=== Begin Enclosure ===

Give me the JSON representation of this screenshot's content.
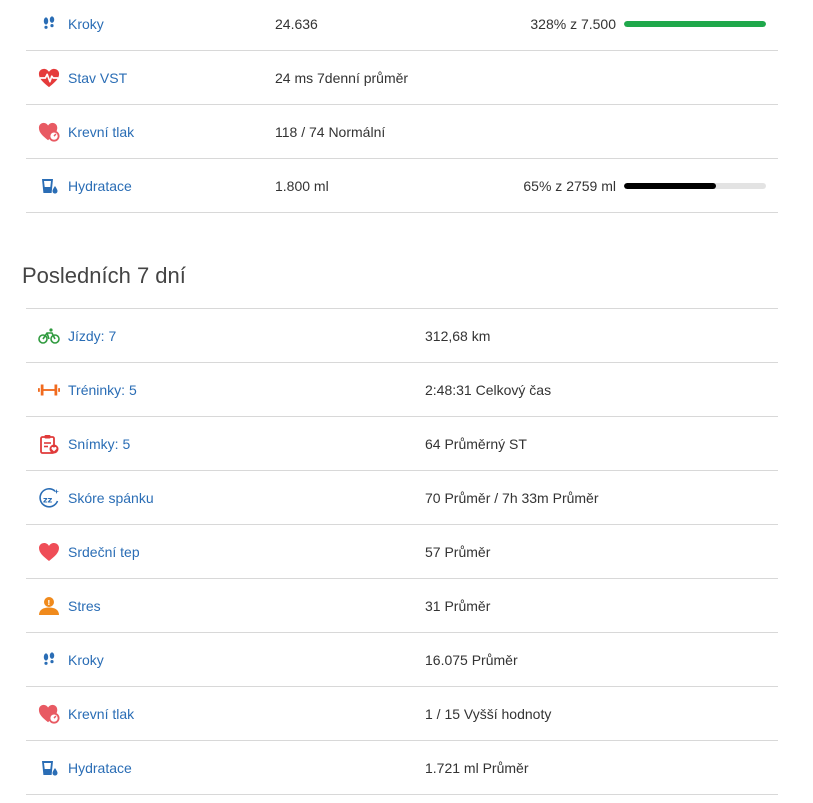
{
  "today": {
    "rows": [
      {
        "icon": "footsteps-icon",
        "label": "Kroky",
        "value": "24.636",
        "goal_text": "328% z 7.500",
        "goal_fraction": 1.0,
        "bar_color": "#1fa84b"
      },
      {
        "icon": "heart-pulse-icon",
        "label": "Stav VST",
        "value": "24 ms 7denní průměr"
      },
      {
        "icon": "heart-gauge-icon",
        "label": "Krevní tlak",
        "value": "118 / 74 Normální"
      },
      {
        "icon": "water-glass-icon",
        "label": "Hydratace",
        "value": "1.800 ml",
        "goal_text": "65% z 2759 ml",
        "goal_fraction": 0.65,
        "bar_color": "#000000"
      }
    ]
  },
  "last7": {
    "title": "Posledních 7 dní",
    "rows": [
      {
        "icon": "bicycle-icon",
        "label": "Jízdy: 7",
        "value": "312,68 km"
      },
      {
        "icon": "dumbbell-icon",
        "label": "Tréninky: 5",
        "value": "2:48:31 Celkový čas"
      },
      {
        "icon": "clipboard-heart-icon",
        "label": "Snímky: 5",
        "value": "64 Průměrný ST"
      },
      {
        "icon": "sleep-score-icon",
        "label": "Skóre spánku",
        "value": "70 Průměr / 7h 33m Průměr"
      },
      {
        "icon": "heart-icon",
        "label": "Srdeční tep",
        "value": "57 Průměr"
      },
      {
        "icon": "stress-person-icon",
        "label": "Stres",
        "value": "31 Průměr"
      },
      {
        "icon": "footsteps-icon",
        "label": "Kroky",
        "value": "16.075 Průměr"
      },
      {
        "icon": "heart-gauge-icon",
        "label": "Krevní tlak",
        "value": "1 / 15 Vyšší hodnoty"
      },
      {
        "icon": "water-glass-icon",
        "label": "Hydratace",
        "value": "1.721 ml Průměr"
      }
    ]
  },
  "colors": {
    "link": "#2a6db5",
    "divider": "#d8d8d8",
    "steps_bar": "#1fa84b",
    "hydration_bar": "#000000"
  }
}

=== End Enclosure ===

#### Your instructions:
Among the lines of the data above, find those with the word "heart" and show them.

#### Response to the exercise:
        "icon": "heart-pulse-icon",
        "icon": "heart-gauge-icon",
        "icon": "clipboard-heart-icon",
        "icon": "heart-icon",
        "icon": "heart-gauge-icon",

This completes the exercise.